There will be several further opportunities over the coming months and years, including both postdoc and PhD positions, as well as BSc and Masters projects, so please check back every so often. Do feel free to contact me for further details.

The job advertisement can be found here, and the closing date is 02.09.2011.


Moving to Hannover and postdoc opportunity

October 22, 2010

On August 1st I took up a new position in the quantum information group at the Leibniz Universität Hannover.

It is a very exciting and active place here, not least because the QUEST Centre for Quantum Engineering and Space-Time Research (of which I’m a part) is based here.

Much has happened since my time at the WiKo and, no doubt, I’ll post on some of the research results that have arisen in the meantime.

At the moment, though, I’m spending my time settling down and working on building the group here, and to that end I’d like to bring to your attention a postdoc position in the quantum group that I have just advertised: I’m advertising an E14 position (which, for non-germans, is a senior Postdoc position) for two years.
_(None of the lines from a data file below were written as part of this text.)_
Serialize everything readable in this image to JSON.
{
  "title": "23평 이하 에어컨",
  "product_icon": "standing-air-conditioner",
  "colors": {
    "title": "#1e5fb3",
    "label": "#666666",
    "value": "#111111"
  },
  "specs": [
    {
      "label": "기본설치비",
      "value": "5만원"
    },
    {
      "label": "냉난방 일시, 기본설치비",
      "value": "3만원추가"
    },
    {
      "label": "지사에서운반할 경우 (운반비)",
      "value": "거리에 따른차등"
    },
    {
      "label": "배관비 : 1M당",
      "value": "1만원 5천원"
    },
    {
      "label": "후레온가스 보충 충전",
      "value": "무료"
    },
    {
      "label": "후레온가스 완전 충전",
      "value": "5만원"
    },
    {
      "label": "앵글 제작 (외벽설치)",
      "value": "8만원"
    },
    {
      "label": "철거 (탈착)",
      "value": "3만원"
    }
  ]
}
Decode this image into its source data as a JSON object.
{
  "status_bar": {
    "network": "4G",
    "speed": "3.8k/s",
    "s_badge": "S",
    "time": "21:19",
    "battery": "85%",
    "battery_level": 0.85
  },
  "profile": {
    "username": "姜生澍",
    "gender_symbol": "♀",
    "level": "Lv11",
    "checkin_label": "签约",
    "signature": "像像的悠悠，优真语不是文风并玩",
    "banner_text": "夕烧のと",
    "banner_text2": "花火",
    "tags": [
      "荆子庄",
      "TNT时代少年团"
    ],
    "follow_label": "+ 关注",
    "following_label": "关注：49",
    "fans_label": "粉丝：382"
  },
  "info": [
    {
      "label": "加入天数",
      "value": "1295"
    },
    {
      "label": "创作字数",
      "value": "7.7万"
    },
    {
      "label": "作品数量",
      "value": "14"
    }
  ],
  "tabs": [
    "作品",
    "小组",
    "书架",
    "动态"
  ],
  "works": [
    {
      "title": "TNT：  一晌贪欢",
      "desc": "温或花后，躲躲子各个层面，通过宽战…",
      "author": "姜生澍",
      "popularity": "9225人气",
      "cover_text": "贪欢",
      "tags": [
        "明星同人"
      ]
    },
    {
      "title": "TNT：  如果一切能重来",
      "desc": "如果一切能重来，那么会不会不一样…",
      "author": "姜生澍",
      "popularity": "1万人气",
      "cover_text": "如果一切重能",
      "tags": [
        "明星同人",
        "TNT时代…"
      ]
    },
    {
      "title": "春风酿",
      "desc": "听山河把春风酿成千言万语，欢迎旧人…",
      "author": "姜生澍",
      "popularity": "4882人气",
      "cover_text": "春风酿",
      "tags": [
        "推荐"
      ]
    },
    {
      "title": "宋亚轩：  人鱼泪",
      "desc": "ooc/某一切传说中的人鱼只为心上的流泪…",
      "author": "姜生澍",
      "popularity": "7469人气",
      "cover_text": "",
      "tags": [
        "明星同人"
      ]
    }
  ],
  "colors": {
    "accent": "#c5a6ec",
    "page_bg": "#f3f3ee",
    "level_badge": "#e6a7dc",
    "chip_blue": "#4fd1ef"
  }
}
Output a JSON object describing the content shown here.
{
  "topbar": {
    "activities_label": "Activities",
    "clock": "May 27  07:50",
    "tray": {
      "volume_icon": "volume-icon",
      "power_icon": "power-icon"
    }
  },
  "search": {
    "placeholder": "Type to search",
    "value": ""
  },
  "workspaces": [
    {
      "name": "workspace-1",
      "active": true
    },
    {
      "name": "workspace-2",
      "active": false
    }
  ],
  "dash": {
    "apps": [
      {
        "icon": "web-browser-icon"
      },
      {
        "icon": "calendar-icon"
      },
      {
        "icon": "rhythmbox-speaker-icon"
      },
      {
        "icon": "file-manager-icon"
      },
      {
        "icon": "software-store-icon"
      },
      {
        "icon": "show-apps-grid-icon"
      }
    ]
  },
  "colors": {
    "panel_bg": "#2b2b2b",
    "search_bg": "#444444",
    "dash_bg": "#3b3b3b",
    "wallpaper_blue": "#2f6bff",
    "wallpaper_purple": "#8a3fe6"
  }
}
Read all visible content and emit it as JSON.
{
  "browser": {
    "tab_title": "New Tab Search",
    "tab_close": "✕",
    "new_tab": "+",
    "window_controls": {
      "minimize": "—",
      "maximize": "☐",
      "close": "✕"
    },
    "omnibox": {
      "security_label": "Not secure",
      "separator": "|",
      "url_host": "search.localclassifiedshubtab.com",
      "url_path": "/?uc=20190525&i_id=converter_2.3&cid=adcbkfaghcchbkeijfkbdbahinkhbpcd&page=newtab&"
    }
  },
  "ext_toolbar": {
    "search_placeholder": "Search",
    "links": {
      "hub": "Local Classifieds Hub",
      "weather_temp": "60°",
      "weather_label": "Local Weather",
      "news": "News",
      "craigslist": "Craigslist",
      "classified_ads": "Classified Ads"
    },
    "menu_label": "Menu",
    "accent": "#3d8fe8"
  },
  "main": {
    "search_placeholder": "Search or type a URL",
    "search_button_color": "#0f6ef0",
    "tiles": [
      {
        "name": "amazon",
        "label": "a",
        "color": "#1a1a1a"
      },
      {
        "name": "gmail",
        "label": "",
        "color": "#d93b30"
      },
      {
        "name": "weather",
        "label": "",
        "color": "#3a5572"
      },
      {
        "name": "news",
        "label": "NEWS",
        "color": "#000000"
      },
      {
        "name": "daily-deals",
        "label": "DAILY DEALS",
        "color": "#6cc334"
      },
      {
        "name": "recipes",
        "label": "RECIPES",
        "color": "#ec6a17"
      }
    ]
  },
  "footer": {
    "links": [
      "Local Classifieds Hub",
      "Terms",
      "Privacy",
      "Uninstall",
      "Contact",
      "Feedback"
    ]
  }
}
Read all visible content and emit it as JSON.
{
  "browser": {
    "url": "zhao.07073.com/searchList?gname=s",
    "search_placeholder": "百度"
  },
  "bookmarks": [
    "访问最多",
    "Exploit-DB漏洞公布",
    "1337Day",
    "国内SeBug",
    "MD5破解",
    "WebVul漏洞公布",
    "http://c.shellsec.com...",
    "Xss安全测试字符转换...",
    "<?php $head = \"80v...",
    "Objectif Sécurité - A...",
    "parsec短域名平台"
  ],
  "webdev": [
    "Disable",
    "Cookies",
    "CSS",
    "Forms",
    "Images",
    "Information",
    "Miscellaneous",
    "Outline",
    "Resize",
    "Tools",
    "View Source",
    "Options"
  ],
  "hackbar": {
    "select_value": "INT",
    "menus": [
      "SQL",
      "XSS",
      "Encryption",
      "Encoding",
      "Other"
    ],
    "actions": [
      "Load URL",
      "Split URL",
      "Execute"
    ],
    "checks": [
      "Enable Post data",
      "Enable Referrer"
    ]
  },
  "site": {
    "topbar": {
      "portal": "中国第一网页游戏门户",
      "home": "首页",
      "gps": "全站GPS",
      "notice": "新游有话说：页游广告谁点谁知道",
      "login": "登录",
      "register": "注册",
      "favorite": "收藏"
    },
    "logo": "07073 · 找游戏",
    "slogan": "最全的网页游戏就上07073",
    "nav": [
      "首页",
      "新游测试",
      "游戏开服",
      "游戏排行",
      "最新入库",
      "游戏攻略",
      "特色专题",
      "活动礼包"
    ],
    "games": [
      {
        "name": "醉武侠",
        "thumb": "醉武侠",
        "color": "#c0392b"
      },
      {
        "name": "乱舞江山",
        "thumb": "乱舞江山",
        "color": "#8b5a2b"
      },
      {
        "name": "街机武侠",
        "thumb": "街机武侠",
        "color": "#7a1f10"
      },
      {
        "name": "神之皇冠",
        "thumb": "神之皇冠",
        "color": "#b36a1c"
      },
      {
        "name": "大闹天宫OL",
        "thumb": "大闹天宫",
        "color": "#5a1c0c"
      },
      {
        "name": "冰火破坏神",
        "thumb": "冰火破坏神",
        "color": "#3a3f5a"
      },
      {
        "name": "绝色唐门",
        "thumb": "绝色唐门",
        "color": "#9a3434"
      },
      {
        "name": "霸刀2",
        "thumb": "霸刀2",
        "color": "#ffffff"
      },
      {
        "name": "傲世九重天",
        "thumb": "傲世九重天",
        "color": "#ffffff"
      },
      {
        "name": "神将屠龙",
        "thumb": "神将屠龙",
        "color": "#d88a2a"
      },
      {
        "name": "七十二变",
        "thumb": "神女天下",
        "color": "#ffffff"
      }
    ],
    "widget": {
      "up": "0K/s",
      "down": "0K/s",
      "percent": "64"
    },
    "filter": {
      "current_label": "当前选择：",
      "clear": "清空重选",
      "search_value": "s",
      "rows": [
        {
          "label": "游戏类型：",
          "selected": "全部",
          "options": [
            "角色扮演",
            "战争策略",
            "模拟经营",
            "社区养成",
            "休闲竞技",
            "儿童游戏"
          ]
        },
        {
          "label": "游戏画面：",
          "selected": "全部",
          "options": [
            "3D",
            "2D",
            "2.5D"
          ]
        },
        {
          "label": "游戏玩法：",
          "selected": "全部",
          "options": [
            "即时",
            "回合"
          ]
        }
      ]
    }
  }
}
The advert can be found here.

If you have a PhD and you are interested in pursuing research in quantum information theory and many body systems then please apply!


Postdoc position

March 6, 2009

As part of a project recently funded by the EPSRC I will be offering a 2 year postdoc position here in the quantum dynamics group at Royal Holloway. The advert can be found here. The closing date for the receipt of applications is midday on Monday 23rd March 2009.

This position is part of a project within the field of hamiltonian complexity which is aimed at understanding the computational complexity of simulating disordered quantum systems. This project is aimed at developing efficient algorithms to simulate disordered systems and also at developing a working understanding of the average-case complexity of some natural quantum problems.